Global-Bio-Pact News

29-30 January 2013
Final Global-Bio-Pact Conference in Brussels, Belgium

17-21 September 2012
Global-Bio-Pact Meeting, Workshop, Study Tour in Buenos Aires, Argentina

18-22 June 2012
Global-Bio-Pact Participation at the 20th European Biomass Conference and Exhibition (EU BC&E)

15-17 February 2012
Global-Bio-Pact Meeting
in London, UK

28-29 September 2011
Workshop & Site Visit
in Bamako, Mali

26-27 September 2011
Meeting in Bamako, Mali

06-10 June 2011
Global-Bio-Pact Participation at the 19th European Biomass Conference and Exhibition (EU BC&E)

17 March 2011
Study Tour in Medan, Indonesia

16 March 2011
Workshop in Medan, Indonesia

14-15 March 2011
Meeting in Medan, Indonesia

9 September 2010
Workshop in Costa Rica

7-8 September 2010
2nd Global-Bio-Pact
Meeting in Costa Rica

03-07 May 2010
Global-Bio-Pact Participation at the European Biomass Conference and Exhibition (EBCE)

08/09 March 2010
Kick-off-Meeting in Germany


Case Study Canada

National level: Canada has the largest forest estates in the world with 397.3 million hectares of forest and is one of the leading exporters of forest products globally. In rural areas the forestry sector is dominant with entire towns depending on it. Biomass is currently not utilized in large quantities for energy production. With large parts of the country not suitable for agriculture, liquid biofuels will have to be produced from wood products. The Case Study in Canada focuses on British Columbia situated on the western coast of Canada bordering the United States. British Columbia is the most important forestry province in Canada in terms of resource base and forestry industry. The Global-Bio-Pact Case Study includes one study on a lignocellulosic ethanol refinery and one on a pyrolysis refinery.
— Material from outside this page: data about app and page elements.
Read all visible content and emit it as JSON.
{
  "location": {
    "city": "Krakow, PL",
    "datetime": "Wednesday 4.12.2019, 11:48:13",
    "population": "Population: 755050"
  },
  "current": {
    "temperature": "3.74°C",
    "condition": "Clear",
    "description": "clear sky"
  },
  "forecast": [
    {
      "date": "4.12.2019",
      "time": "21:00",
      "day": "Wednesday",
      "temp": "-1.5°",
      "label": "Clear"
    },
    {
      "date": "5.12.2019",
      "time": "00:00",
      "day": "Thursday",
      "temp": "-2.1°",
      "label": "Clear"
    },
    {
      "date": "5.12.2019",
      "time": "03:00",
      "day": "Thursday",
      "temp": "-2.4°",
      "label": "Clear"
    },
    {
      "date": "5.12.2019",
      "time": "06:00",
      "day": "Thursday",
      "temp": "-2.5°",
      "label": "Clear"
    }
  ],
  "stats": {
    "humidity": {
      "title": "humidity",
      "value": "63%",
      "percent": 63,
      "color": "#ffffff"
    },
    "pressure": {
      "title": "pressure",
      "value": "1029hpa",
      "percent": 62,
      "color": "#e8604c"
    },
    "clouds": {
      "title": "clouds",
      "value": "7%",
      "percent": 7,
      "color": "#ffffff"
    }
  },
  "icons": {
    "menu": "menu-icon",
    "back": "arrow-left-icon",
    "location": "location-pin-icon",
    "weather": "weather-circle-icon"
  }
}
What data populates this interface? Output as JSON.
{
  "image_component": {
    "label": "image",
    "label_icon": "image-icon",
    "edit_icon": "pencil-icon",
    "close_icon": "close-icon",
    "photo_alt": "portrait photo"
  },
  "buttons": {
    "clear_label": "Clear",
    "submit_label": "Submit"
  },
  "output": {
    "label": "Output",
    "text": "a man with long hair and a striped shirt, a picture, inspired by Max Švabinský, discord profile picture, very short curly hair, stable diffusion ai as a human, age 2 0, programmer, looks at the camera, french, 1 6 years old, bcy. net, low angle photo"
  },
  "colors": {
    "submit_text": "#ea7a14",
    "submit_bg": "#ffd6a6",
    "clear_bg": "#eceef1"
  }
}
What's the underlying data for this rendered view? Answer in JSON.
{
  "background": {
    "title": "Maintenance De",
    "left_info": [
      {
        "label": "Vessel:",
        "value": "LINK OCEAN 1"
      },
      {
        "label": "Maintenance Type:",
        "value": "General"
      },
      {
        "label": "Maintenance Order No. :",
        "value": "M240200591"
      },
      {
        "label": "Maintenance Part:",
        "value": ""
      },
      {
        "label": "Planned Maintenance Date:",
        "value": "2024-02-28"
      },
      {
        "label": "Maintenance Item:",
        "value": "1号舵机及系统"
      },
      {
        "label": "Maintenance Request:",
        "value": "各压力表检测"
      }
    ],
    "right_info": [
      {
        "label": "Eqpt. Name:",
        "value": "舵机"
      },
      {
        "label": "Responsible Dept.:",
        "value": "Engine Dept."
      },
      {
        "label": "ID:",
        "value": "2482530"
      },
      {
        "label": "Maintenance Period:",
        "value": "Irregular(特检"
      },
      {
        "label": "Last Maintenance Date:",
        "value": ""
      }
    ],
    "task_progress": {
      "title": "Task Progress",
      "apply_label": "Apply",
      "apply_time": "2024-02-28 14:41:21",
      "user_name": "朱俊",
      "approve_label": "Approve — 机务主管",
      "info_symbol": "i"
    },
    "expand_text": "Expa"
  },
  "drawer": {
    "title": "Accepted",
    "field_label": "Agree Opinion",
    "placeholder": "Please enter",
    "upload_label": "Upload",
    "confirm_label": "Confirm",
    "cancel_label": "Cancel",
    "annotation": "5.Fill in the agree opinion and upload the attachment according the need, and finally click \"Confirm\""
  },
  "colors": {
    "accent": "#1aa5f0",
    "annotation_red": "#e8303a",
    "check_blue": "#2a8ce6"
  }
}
Lignocellulosic ethanol refinery: Lignol is a company based in Vancouver, British Columbia, Canada. The company is currently developing a pilot plant with a daily dry biomass input of 200 t. The plant is based on the Accell technology combining pre-treatment and lignin / hemicellulose removal in one process. Lignin and ethanol are the main products and extraction of other products is currently under research. Feedstock used for lignocellulosic biofuel production may come from different sources and have usually been co-products from various wood processing activities, like mill residues and logging residues. Lignol’s pilot plant in Burnaby has been using pulping chips – with a moisture content of 50% - obtained from debarked whole log chippings and chips from lumber mill residues such as slabs and trim ends of logs. The costs of the chips range between 50 and 70 $/t. Generally, chips from sawmills tend to be lowest cost while chips from logs harvested from hillsides invariably tend to have the highest costs. A hypothetical commercial plant located in British Columbia would most likely have its own cutting rights or source feedstock from contractors on Crown lands provided under provincial cutting rights. Native Indian tribes might provide cutting rights on their territory or supply the chips directly to the company. The investment cost of the plant is unknown yet, but for the business case to be valid the lignin utilization is essential. The employment generation of the plant can be compared to a normal paper mill. The installation can employ around 45 workers in total. On management level 3 direct jobs are created and for every shift (4 shifts a day) 5 people can be employed. The remaining jobs are created in the harvesting and supply sector.

Pyrolysis refinery: The Global-Bio-Pact Case Study for pyrolysis in Canada is fictitious and based on the long experience of BTG Biomass Technology Group in developing the flash pyrolysis technology. In BTG’s pyrolysis process woody biomass is transformed by a rotating cone reactor to pyrolysis oil, coal and gas. Pyrolysis oil – which has a larger energy density than raw biomass – can, for example, be used in a boiler, furnace, gas turbine or diesel engine (under development) to replace domestic fuel oil. Current research focuses on the extraction/fractionation of chemicals and the use as automotive fuel. The plant is assumed to have an input of 120 t of dry biomass per day. The investment cost – including biomass pre-treatment, biomass & pyrolysis oil storage and utilization of the heat – lies between 10 and 15 million Euro. In Canada there are a lot of abandoned pulp and paper mills, which are perfect locations for pyrolysis plants. Such pyrolysis plants can give a boost to the local and regional economy. Instead of exporting raw biomass, high-end biofuels are produced which have a higher added value for the region. The plant will also create around 45 jobs of which 17 jobs are direct. The other jobs are created in wood harvesting, transportation of pyrolysis oil and plant maintenance.

The following Global-Bio-Pact report has been published:

Global-Bio-Pact Case Study: Socio-economic impacts of second generation conversion technologies in Canada
BTG, PROFOREST; Report of the FP7 Global-Bio-Pact Project (FP7-245085) [download]

Copyright: WIP Renewable Energies 2010